It’s not clear why the graphs have an x axis of seconds, since that doesn’t appear to be mentioned as part of the experiment. Also, why does it take up to 300 seconds to warm up to a steady state?
We should have made it more clear. In all rate graphs load gradually increases from 0 to 4M (2M when testing with server) packets/s over the period of 10 minutes.
I’d guess that’s how long an instance takes to launch, including successful cloud-init execution.
Shouldn’t it stay and zero and shoot up then? They’re all perfectly linear.
Syn, Syn/Ack, Ack TCP segments will be 64 bytes, which is also the smallest Ethernet frame a driver will send (the nicer ones padding the payload with zeroes if a packet was shorter). This is a good lower-bound to use for stress-testing, as the connection-per-second will be influenced by the capability of a system to process such short packets.

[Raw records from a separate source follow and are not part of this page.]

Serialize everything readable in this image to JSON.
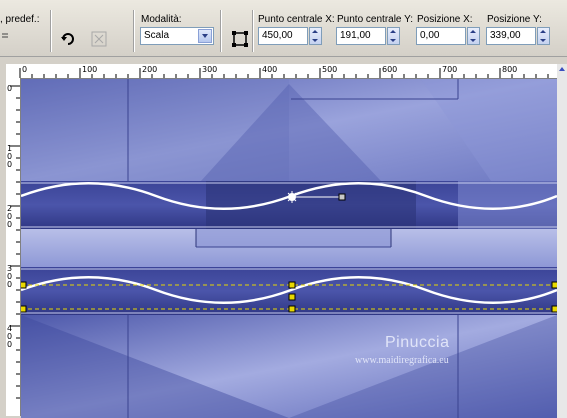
{
  "toolbar": {
    "preset_label": ", predef.:",
    "mode": {
      "label": "Modalità:",
      "value": "Scala"
    },
    "center_x": {
      "label": "Punto centrale X:",
      "value": "450,00"
    },
    "center_y": {
      "label": "Punto centrale Y:",
      "value": "191,00"
    },
    "pos_x": {
      "label": "Posizione X:",
      "value": "0,00"
    },
    "pos_y": {
      "label": "Posizione Y:",
      "value": "339,00"
    }
  },
  "ruler": {
    "top_ticks": [
      "0",
      "100",
      "200",
      "300",
      "400",
      "500",
      "600",
      "700",
      "800"
    ],
    "left_ticks": [
      "0",
      "1\n0\n0",
      "2\n0\n0",
      "3\n0\n0",
      "4\n0\n0"
    ]
  },
  "watermark": {
    "name": "Pinuccia",
    "url": "www.maidiregrafica.eu"
  },
  "colors": {
    "canvas_base": "#6f7bc4",
    "canvas_dark": "#2c3478",
    "wave": "#ffffff",
    "guide": "#e8d800"
  },
  "icons": [
    "rotate-icon",
    "reset-icon",
    "edit-mode-icon",
    "dropdown-arrow-icon",
    "spinner-icon",
    "center-point-icon"
  ]
}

Then, it is also good to know there is a PPS budget on EC2 instances. What I find curious is that kernel-bypass solutions are able to go way over this limit, and Amazon published an ENA driver in DPDK for higher-loads. With the budget seen here, such kernel-bypass solution seems useless.

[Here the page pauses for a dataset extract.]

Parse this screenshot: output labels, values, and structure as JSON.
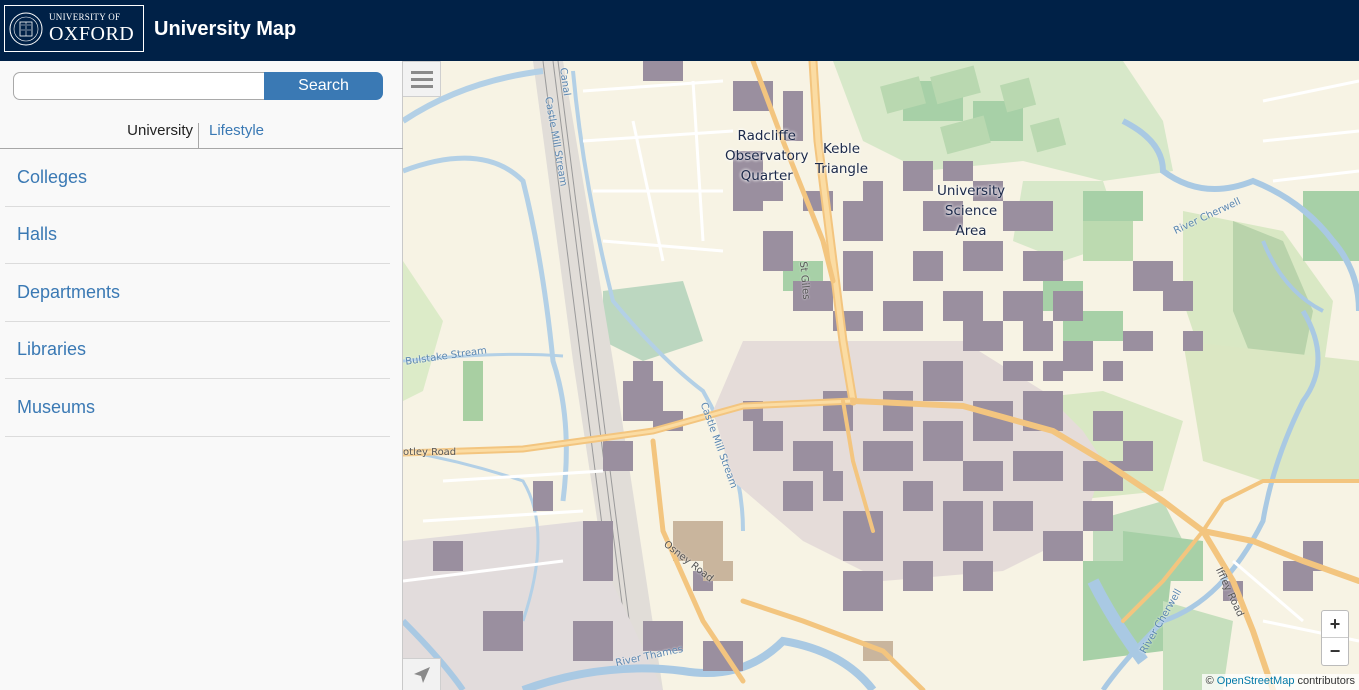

I updated with 0 bytes payload (54 byte packets) results.
Yes, trying DPDK would be interesting. At packet rates reported in our blog kernel handling seems to be perfectly sufficient.